Publication Date

Spring 2019

Advisor(s) - Committee Chair

Andrew Mienaltowski (Director), Sharon A. Mutter, and Matthew C. Shake

Degree Program

Department of Psychological Sciences

Degree Type

Master of Science

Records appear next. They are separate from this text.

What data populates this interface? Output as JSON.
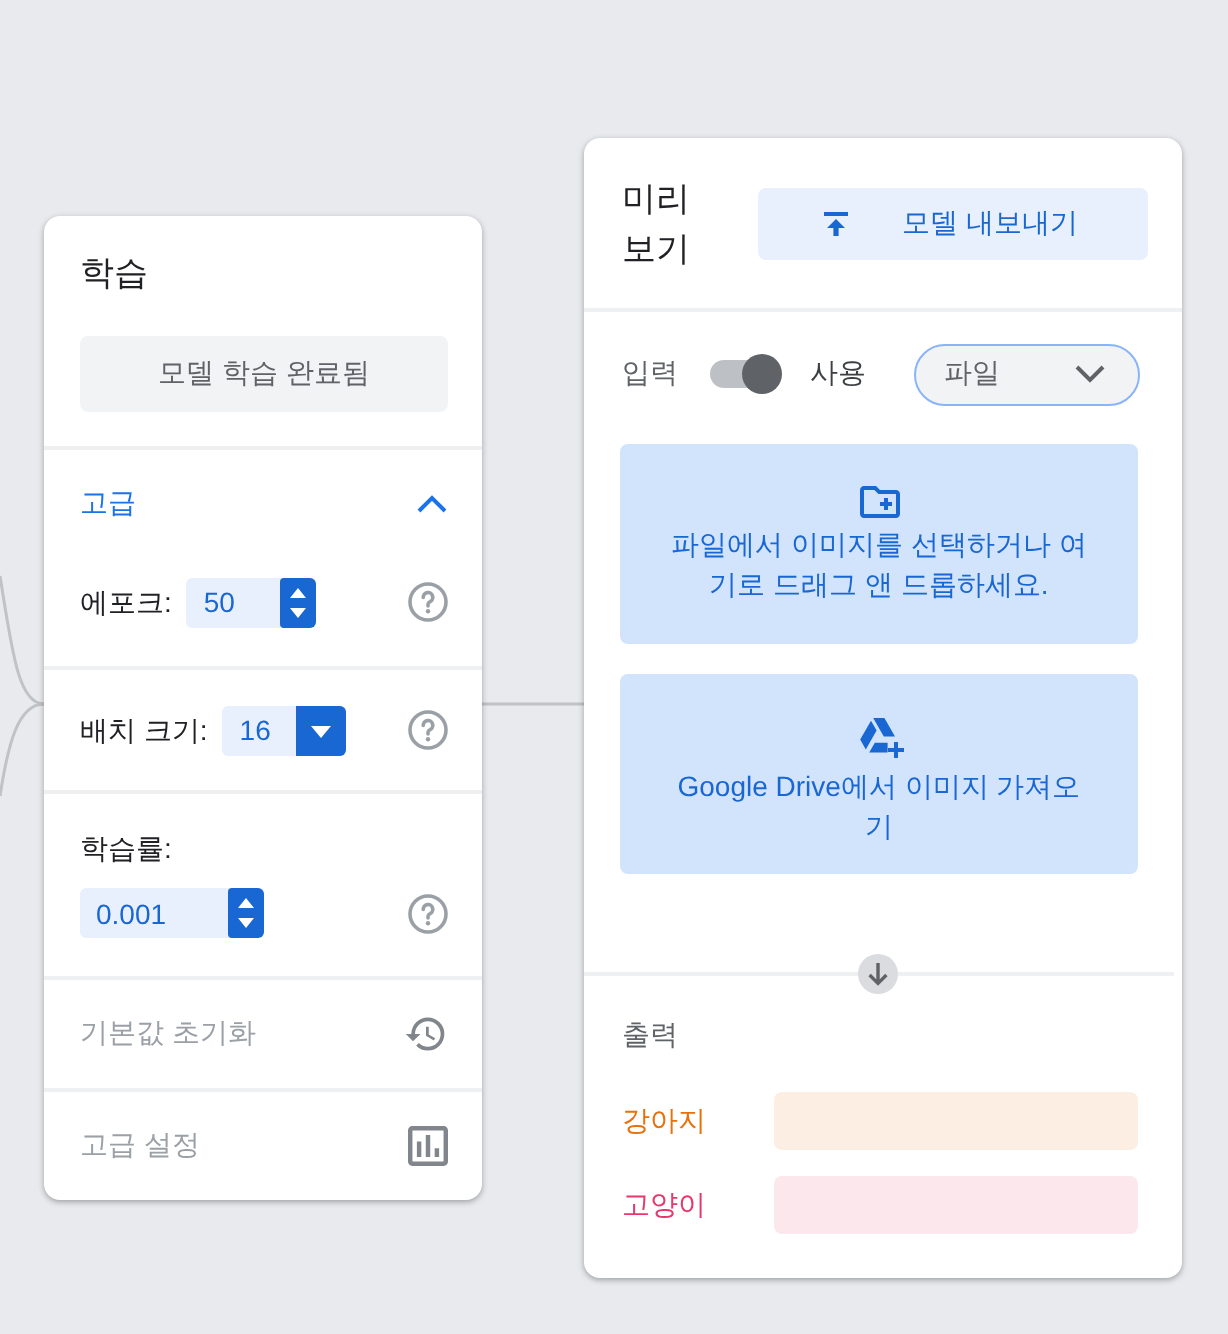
{
  "training": {
    "title": "학습",
    "train_button": {
      "label": "모델 학습 완료됨",
      "disabled": true
    },
    "advanced": {
      "label": "고급",
      "expanded": true,
      "params": [
        {
          "label": "에포크:",
          "value": "50",
          "kind": "spinner"
        },
        {
          "label": "배치 크기:",
          "value": "16",
          "kind": "select"
        },
        {
          "label": "학습률:",
          "value": "0.001",
          "kind": "decimal"
        }
      ]
    },
    "actions": [
      {
        "label": "기본값 초기화",
        "disabled": true
      },
      {
        "label": "고급 설정",
        "disabled": true
      }
    ]
  },
  "preview": {
    "title": "미리 보기",
    "export_button": {
      "label": "모델 내보내기"
    },
    "input": {
      "label": "입력",
      "toggle": {
        "label": "사용",
        "on": true
      },
      "source": {
        "value": "파일"
      }
    },
    "sources": [
      {
        "label": "파일에서 이미지를 선택하거나 여기로 드래그 앤 드롭하세요."
      },
      {
        "label": "Google Drive에서 이미지 가져오기"
      }
    ],
    "output": {
      "label": "출력",
      "classes": [
        {
          "name": "강아지",
          "color": "#e8710a"
        },
        {
          "name": "고양이",
          "color": "#e5386d"
        }
      ]
    }
  }
}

This study examined how younger and older adults differ in their ability to discriminate between pairs of emotions of varying degrees of similarity when presented with an averted or direct gaze in either a neutral, congruent, or incongruent emotional context. For Task 1, participants were presented with three blocks of emotion pairs (i.e., anger/disgust, sadness/disgust, and fear/disgust) and were asked to indicate which emotion was being expressed. The actors’ gaze direction was manipulated such that emotional facial expressions were depicted with a direct gaze or an averted gaze. For Task 2, the same stimuli were placed into emotional contexts (e.g., evocative backgrounds and expressive body posture) that were either congruent or incongruent with the emotional facial expression. Participants made emotion discrimination judgments for two emotion pairings: anger/disgust (High Similarity condition) and fear/disgust (Low Similarity condition). Discrimination performance varied as a function of age, gaze direction, degree of similarity of emotion pairs, and the congruence of the context. Across task, performance was best when evaluating less similar emotion pairs and worst when evaluating more similar emotion pairs. In addition, evaluating emotion in stimuli with averted eye gaze generally led to poorer performance than when evaluating stimuli communicating emotion with a direct eye gaze. These outcomes held for both age groups. When participants observed emotion facial expressions in the presence of congruent or incongruent emotional contexts, age differences in discrimination performance were most pronounced when the context did not support one’s estimation of the emotion expressed by the actors.


Cognition and Perception | Cognitive Psychology | Developmental Psychology | Social Psychology